• [Input for this task]
○ ○ ○ ○ ○ ○ ○

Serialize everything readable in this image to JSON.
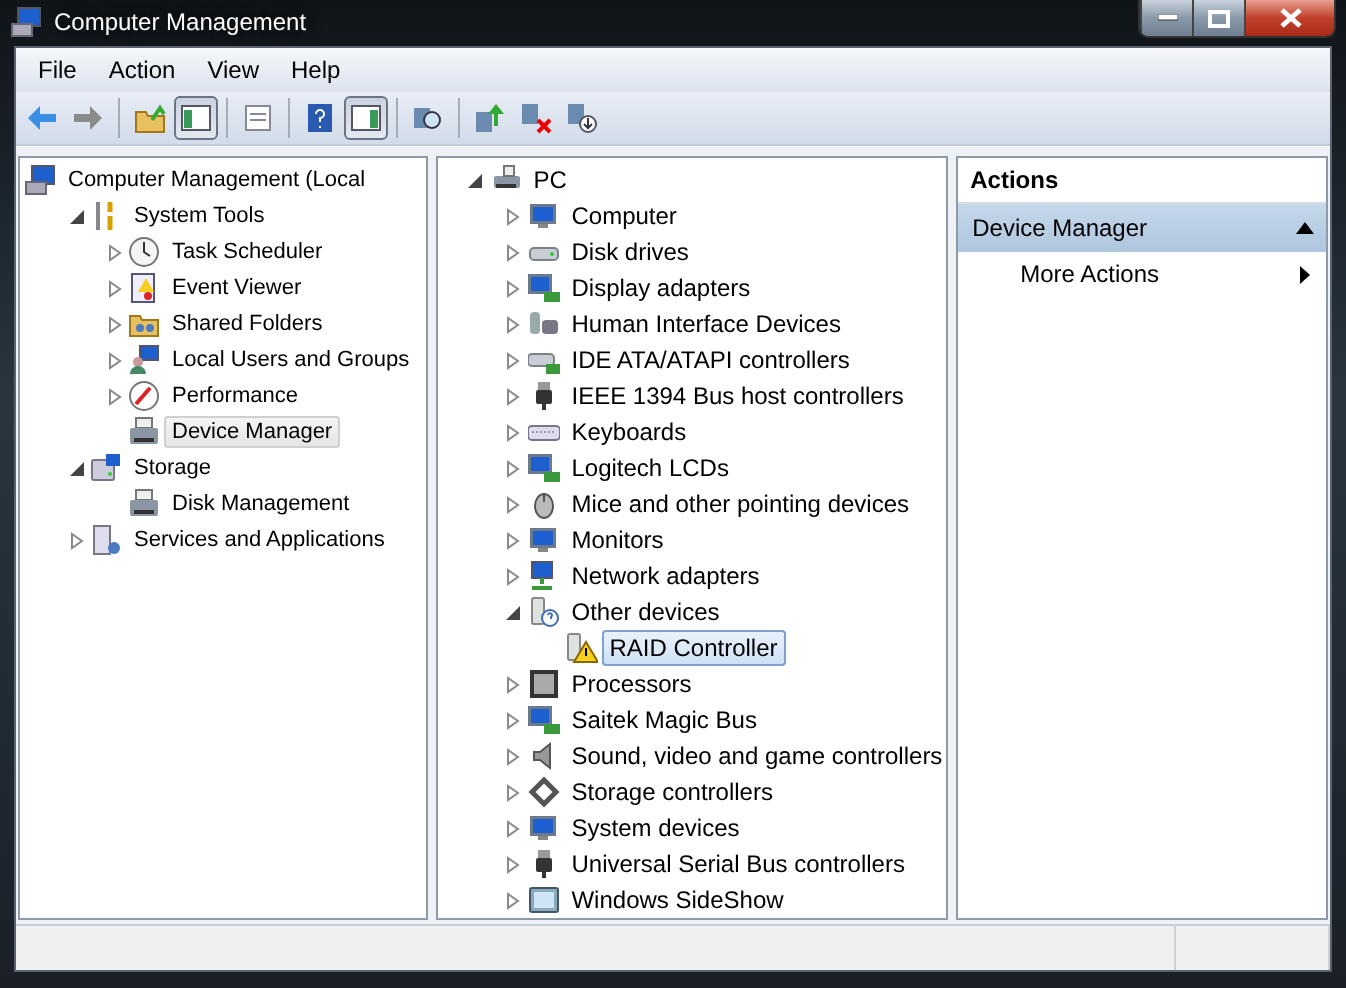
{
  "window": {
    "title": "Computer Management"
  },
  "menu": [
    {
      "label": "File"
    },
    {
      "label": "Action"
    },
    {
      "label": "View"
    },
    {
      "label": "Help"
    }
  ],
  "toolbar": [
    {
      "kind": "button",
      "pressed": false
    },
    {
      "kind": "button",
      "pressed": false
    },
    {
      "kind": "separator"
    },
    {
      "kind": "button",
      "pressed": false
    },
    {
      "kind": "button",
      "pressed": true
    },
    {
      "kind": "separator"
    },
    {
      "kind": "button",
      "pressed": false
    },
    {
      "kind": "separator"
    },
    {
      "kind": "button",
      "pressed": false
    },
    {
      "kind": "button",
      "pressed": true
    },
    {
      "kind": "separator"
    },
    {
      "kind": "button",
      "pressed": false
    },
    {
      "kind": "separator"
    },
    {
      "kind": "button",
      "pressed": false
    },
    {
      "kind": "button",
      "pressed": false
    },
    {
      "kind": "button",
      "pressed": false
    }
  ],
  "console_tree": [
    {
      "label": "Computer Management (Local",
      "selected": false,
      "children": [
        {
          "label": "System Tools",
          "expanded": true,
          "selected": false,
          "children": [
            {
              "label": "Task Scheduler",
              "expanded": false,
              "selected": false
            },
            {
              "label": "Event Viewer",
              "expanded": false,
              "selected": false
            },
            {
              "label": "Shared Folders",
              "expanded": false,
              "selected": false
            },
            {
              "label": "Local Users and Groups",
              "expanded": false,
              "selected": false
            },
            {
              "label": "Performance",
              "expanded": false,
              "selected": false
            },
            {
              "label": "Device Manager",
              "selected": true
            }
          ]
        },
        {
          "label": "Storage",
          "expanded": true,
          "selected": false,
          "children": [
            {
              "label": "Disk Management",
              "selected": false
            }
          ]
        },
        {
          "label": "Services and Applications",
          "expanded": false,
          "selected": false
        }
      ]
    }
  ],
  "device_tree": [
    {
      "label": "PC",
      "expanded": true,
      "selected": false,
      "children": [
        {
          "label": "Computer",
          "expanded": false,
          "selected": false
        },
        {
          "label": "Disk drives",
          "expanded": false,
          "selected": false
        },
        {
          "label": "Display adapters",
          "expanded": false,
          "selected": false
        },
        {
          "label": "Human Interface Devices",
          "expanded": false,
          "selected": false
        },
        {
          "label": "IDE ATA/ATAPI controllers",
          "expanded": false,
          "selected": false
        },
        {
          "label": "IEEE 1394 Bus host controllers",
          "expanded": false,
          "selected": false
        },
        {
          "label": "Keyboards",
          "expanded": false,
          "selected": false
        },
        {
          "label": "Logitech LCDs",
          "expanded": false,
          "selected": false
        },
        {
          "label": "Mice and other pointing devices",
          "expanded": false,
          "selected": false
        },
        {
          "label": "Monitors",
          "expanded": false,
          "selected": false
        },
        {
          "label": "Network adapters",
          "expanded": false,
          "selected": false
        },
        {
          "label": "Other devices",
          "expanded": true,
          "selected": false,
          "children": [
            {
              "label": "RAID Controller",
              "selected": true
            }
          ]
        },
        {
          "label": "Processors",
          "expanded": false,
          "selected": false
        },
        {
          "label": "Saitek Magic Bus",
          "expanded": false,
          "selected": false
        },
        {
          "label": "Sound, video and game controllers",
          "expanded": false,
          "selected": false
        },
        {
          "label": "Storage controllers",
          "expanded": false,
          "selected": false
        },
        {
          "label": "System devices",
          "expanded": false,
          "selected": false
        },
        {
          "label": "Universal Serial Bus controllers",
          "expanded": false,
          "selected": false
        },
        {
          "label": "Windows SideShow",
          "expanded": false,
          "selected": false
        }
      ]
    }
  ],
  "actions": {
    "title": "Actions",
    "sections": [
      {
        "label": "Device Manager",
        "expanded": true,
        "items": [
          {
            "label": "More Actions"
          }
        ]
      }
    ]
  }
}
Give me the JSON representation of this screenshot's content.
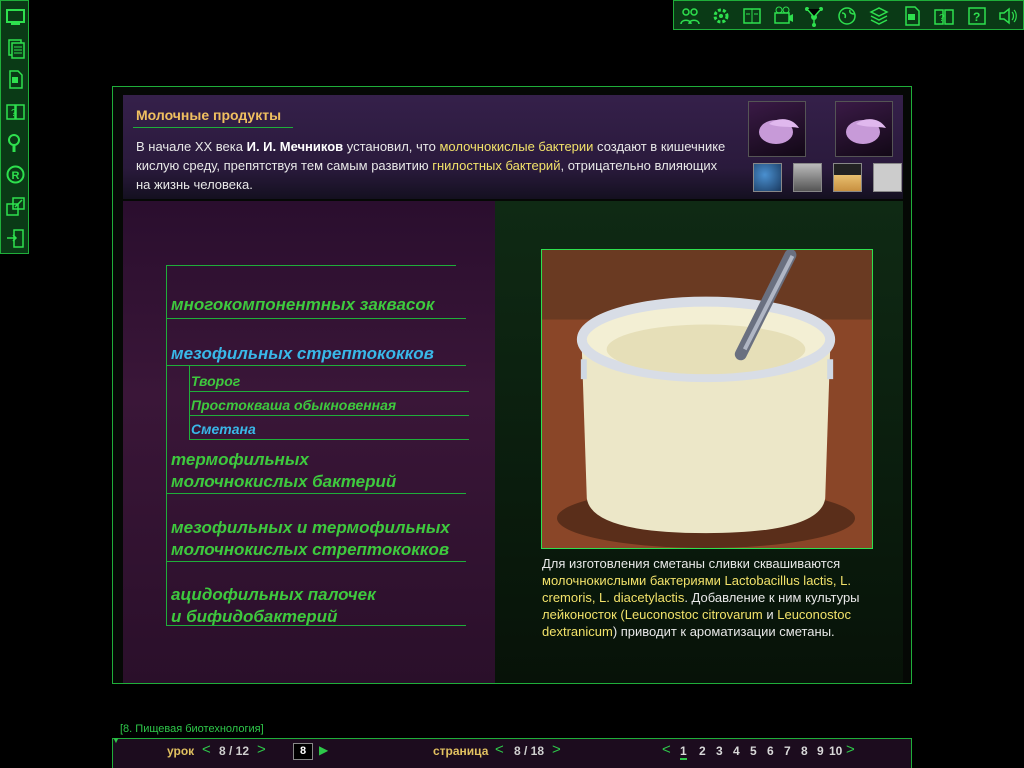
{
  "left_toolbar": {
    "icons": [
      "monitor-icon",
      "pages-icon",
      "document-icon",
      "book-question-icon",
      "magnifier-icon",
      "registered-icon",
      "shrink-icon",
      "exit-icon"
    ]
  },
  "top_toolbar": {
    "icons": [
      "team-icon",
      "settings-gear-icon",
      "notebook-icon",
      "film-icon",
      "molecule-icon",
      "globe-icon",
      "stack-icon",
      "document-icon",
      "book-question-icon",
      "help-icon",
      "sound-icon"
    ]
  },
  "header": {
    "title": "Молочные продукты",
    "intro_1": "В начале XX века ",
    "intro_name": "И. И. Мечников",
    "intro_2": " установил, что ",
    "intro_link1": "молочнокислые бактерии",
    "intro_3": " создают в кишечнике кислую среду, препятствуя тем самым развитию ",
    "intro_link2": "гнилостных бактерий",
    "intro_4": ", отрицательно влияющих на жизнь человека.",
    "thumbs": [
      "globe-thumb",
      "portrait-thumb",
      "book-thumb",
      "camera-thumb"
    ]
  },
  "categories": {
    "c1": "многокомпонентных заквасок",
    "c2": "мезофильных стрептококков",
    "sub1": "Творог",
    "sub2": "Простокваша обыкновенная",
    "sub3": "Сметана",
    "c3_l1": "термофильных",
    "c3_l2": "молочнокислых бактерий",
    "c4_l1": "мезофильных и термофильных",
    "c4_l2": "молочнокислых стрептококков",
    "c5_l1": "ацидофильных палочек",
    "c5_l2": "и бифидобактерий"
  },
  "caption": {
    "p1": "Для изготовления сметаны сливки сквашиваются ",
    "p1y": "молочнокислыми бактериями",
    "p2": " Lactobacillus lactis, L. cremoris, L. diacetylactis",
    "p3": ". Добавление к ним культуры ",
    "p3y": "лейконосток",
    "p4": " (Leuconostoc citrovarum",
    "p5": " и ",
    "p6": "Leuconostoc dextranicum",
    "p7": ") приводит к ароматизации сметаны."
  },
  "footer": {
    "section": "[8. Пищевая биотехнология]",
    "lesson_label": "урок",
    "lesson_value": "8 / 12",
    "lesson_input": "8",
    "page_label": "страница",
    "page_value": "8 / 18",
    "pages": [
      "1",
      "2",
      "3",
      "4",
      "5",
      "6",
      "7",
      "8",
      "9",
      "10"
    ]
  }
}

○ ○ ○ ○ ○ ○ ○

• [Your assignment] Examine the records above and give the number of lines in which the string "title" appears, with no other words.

• [Task answer] 3